Republished from ABC NEWS under Fair Dealing for the purpose of news - Article by Jesse Thompson This article was first published by the ABC and copyright remains with the ABC
But the celebrity chef said her work through advocacy group the Maggie Beer Foundation found meals were too often prepared with little regard to presentation, aroma or nutrition.
"Everyone wants to smell proper food. You cannot make good food with bad ingredients," she said.
Ms Beer told the second day of hearings in Cairns that relatively minor reforms such as increased specialist training and salaries for chefs, tailored menus, and budget increases could lift the abysmal standard of food in aged care.
"Without it — the energy that comes from good food — [residents] don't have the will to or the physicality to be involved," she said.
Her comments came after a morning of gastronomical horror stories in which the commission learned the quality of food often hinged on how much a provider was likely to pay.
Earlier, a roundtable of three chefs with almost 100 years of experience in a range of aged care services and kitchens between them suggested an answer to why food standards were so poor.
The commission heard the quality of aged care menus — described by one panellist as "the one thing [residents] get to look forward to" — came down to what the facility paid per resident.
For $16 a day, the residents of the unnamed facility Lindy Twyford manages were served salt-and-pepper squid, fillet mignon, and occasional portions of frozen but high-quality produce.
At the other end of the spectrum, a home spending $7 would rely on secondary cuts of meat and mass-ordered vegetables, some of which would be thrown out at the expense of serving sizes.
"You're having to cut corners, you're having to use frozen foods, you're having to use processed foods just to feed residents," chef Nicholas Hall said.
Mr Hall said food costs at some facilities he formerly worked at were inflated by an ordering system beyond supermarket prices, in one instance by as much as 100 per cent.
Chef Timothy Deverell raised concerns about the lack of training to create texture-modified foods, menus that had no input from residents until they complained, and food served on open-air trolleys that was often cold by the time it reached some residents.
Some homes would place food orders using a "restrictive" system in which a drop-down box offered just a handful of options, Mr Hall said.
Facilities would opt for finger food platters because they were "low-risk", cheap, and didn't require a chef.
Some meals would be repeated up to three or four times a week as providers made a bid to reduce costs.
"They're racing to the bottom to see who can feed for the lowest amount of cost," Mr Hall said.
Maggots, rotten food
The commission was also told of one "upmarket residential aged care facility" which had a maggot-infested rubbish store between service trolleys and a nearby fridge containing enough rotten food to fill a trailer.
"[I've seen] reusing food that's already been out, served to residents and come back to the kitchen," Mr Deverell said.
"They use that for texture-modified diets."
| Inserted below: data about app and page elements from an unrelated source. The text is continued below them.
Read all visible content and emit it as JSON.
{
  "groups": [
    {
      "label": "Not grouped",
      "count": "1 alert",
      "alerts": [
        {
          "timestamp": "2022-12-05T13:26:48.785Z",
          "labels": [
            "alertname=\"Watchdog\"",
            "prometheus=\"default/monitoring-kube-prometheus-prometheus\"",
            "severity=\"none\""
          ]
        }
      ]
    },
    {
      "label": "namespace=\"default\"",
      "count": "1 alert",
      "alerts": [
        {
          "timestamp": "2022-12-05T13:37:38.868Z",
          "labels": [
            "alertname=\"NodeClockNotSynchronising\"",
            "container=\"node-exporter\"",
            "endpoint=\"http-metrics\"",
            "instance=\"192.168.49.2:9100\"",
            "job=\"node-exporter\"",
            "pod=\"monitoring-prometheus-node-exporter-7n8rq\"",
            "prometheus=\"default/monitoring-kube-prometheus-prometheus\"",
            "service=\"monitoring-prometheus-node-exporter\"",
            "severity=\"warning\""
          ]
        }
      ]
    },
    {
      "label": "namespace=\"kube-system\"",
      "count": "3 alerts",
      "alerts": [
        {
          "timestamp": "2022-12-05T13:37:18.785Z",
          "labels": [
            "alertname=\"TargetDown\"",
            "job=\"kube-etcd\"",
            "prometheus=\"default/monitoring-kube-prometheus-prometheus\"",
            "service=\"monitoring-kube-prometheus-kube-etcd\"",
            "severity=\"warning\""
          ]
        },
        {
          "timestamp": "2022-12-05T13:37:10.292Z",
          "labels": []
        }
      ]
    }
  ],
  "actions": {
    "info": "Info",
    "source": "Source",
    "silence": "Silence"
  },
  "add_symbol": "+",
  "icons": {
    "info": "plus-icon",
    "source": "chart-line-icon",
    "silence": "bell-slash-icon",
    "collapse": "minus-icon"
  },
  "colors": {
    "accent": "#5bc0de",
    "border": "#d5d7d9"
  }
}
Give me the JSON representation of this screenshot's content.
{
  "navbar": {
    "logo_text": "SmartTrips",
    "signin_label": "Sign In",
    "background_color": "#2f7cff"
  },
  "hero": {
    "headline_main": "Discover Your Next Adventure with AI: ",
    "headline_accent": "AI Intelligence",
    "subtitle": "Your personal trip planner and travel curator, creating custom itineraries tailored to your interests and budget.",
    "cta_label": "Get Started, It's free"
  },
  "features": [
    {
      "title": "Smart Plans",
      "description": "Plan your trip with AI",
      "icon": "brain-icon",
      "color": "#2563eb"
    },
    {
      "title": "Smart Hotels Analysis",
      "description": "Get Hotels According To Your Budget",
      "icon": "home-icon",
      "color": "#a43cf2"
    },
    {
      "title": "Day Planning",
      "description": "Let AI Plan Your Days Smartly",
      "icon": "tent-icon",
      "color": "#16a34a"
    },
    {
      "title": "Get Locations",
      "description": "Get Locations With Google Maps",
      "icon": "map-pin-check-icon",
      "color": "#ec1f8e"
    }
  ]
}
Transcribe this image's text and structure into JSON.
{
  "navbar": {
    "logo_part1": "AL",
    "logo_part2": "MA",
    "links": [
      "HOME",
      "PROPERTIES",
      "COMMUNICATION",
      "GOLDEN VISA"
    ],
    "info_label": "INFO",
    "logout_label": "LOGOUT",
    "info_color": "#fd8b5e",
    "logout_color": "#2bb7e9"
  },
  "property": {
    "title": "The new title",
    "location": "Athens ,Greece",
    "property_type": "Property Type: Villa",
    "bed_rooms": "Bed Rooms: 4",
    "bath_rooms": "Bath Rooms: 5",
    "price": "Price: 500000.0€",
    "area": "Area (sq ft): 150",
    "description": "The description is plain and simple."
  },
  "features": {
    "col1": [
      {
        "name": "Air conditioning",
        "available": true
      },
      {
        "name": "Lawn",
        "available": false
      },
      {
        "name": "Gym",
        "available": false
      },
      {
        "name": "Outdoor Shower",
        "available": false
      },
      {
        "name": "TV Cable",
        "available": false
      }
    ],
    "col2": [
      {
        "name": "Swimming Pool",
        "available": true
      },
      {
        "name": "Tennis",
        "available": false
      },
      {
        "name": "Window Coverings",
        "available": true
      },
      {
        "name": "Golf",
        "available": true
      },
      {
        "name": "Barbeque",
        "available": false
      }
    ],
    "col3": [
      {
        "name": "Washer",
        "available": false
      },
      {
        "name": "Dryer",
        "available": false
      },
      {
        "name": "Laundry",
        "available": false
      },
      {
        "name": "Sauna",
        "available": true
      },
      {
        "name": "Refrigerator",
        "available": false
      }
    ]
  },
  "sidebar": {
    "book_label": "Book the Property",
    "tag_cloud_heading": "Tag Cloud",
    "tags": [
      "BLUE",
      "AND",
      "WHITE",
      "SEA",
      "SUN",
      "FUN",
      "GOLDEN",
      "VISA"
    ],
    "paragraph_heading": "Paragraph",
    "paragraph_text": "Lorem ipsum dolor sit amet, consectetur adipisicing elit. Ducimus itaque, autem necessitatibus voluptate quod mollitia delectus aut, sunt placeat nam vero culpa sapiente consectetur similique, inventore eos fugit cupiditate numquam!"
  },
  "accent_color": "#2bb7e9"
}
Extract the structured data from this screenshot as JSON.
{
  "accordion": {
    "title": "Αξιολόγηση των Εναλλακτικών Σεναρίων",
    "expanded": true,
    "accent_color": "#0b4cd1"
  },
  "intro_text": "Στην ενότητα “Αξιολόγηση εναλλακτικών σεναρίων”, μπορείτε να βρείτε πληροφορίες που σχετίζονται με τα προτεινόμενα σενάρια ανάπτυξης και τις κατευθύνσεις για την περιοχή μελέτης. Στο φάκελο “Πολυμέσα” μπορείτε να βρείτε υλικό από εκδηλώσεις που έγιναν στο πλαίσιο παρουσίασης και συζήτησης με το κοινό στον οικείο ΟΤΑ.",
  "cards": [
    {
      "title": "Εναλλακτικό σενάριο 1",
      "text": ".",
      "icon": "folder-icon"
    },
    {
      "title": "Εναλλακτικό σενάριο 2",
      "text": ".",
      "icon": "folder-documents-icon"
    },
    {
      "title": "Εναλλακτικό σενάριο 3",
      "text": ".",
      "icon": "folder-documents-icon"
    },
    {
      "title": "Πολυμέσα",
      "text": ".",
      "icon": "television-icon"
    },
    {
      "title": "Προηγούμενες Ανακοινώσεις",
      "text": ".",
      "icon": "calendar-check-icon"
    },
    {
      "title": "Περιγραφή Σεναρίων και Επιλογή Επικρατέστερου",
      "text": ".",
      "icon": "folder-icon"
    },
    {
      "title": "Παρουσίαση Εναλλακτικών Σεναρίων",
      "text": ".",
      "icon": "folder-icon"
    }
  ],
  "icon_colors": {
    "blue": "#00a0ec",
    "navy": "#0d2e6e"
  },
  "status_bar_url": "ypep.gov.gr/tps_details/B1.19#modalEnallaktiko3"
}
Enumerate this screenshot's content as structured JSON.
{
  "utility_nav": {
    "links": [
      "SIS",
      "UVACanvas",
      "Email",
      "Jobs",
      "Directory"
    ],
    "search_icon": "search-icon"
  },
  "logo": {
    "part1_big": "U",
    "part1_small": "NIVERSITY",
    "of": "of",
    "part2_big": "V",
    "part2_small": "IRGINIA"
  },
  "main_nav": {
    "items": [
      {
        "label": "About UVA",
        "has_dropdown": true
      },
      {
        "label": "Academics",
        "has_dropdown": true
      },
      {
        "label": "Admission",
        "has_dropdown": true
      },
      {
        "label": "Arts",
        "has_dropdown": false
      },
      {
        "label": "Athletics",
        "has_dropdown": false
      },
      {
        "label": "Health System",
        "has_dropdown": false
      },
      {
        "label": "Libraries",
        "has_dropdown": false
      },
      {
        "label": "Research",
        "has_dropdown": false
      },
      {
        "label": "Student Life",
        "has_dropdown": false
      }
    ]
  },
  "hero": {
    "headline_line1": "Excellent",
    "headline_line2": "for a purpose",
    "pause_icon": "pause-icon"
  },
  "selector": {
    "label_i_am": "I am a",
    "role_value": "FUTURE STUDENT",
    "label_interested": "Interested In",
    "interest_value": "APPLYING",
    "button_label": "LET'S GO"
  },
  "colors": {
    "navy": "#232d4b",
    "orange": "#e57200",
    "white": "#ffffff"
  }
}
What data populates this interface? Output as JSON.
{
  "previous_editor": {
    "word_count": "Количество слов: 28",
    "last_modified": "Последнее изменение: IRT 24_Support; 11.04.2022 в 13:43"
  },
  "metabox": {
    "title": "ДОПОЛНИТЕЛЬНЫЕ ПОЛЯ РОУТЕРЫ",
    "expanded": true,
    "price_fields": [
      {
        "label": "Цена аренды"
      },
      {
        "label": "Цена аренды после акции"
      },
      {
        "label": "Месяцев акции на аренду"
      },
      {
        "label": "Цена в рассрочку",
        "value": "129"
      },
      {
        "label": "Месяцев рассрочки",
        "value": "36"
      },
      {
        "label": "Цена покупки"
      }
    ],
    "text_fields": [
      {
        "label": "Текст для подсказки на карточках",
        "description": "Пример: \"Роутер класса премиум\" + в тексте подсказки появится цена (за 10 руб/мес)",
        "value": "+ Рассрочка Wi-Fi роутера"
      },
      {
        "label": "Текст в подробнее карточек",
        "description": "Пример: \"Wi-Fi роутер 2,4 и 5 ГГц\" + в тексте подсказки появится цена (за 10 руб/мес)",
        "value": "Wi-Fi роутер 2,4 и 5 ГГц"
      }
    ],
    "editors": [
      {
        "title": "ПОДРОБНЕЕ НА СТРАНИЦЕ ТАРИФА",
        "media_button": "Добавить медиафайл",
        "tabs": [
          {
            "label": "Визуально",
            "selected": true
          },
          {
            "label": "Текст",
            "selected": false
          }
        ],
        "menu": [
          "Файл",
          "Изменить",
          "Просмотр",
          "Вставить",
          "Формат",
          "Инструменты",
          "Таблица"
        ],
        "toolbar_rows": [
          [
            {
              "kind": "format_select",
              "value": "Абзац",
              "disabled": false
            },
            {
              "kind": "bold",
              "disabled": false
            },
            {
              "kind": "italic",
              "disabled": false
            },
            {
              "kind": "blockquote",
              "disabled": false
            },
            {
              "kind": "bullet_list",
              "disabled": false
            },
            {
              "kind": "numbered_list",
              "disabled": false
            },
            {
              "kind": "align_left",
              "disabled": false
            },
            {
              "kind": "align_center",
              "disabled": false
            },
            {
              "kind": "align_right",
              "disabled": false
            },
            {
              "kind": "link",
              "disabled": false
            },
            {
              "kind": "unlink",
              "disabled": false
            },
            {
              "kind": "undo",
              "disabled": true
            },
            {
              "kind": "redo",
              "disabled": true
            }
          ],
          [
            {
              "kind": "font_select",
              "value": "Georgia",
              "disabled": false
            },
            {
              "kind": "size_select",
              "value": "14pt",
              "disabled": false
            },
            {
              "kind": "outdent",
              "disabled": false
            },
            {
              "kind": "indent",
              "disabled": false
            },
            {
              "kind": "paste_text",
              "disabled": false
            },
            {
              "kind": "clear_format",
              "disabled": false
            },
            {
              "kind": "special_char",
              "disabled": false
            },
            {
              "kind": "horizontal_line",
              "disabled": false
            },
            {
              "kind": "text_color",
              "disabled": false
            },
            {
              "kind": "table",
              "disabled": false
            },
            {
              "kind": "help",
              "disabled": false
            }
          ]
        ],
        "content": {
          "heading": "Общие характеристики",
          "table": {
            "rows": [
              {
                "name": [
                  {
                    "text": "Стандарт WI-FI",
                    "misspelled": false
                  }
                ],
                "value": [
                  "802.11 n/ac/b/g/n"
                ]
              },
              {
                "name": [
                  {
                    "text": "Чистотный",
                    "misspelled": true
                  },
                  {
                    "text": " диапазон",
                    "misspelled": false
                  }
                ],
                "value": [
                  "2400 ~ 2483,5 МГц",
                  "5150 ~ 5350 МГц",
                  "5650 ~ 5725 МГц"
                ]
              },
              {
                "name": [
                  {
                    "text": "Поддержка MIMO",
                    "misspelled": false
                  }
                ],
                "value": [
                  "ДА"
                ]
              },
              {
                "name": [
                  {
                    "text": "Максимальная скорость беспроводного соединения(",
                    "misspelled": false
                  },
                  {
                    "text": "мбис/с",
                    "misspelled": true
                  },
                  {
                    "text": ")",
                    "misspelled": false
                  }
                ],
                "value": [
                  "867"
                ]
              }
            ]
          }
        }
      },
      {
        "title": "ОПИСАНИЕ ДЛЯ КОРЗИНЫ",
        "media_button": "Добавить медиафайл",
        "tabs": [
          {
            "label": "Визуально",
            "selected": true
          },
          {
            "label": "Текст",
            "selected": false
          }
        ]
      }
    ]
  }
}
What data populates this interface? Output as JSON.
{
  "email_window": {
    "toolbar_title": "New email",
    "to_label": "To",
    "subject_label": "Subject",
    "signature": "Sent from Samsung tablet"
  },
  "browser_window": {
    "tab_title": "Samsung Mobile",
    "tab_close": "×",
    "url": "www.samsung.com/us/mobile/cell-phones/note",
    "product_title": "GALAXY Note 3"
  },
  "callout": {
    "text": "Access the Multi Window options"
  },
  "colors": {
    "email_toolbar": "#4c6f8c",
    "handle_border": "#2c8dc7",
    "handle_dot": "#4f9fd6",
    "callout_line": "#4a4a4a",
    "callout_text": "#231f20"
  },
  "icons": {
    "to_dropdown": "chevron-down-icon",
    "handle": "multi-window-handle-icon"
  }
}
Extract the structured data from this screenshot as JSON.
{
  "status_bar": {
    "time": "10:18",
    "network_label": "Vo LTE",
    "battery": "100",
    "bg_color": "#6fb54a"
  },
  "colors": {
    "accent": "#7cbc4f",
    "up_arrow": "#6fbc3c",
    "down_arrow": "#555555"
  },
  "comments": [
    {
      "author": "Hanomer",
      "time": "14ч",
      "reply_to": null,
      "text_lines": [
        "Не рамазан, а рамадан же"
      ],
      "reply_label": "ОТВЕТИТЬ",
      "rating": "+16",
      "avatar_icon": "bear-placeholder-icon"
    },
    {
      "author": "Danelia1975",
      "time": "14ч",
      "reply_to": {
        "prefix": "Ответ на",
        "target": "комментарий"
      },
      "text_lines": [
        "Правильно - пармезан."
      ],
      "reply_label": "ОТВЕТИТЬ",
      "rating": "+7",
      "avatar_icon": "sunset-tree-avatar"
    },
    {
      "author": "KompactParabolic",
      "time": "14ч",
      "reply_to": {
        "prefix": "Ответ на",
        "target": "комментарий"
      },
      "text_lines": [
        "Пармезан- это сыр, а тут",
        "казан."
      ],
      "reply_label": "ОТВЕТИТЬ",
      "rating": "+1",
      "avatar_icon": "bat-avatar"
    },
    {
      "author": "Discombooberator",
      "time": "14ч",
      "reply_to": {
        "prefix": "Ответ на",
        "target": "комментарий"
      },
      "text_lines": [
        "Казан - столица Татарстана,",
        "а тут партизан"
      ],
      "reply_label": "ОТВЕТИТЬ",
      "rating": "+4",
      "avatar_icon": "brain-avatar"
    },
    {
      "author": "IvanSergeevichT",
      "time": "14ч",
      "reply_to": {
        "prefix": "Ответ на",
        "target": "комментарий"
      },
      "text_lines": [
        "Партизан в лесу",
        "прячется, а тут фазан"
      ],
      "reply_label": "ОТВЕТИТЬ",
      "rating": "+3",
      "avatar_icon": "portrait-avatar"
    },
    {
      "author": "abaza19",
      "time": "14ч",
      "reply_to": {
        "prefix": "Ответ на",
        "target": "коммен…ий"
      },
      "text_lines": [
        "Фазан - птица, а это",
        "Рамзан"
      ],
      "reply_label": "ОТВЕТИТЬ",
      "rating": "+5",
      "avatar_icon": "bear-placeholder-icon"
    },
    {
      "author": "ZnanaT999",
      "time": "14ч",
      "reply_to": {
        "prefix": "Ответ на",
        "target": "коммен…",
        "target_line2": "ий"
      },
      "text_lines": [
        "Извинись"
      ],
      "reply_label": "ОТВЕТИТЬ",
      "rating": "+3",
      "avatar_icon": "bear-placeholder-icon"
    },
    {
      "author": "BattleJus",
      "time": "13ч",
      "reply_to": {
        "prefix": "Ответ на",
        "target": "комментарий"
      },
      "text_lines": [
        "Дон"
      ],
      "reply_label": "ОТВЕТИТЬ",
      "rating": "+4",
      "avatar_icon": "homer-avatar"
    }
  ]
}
Mr Hall said food safety audits were too infrequent and services were given advance notice, meaning extra cleaners could be hired to bring facilities up to scratch.
He said nutritionists failed to properly engage with residents and their needs.
"Nutritionists are there solely, in my experience, so the home or third party facility can say 'we have a dietician or nutritionist'," he said.
"You see residents wasting away because they're not given enough food. It's just a joke."
Ms Beer said a meagre budget increase to $10.50 per person, per day could vastly improve the issue.
"It's not possible to feed them with a combination of nutrition, flavour and pleasure — it is not possible, full stop, at $7 a day," she told media outside the hearing.
She said the evidence presented at the commission was the worst she'd heard.
"Without a doubt, and yes I am shocked. Nothing can forgive that and nothing can accept that.
"We owe it to our elderly residents and also those in the community who are alone and no longer cooking for themselves. We need to look after them." Related:
VIDEO: Maggie Beer Foundation Education Program As Senior Australian of the Year in 2010, Maggie announced her passion to change the food experience for older Australians. Working with aged care homes and facing the challenges of daily menus at a manageable cost, the vision of the Maggie Beer Foundation is to educate and facilitate the food we all deserve, no matter what age.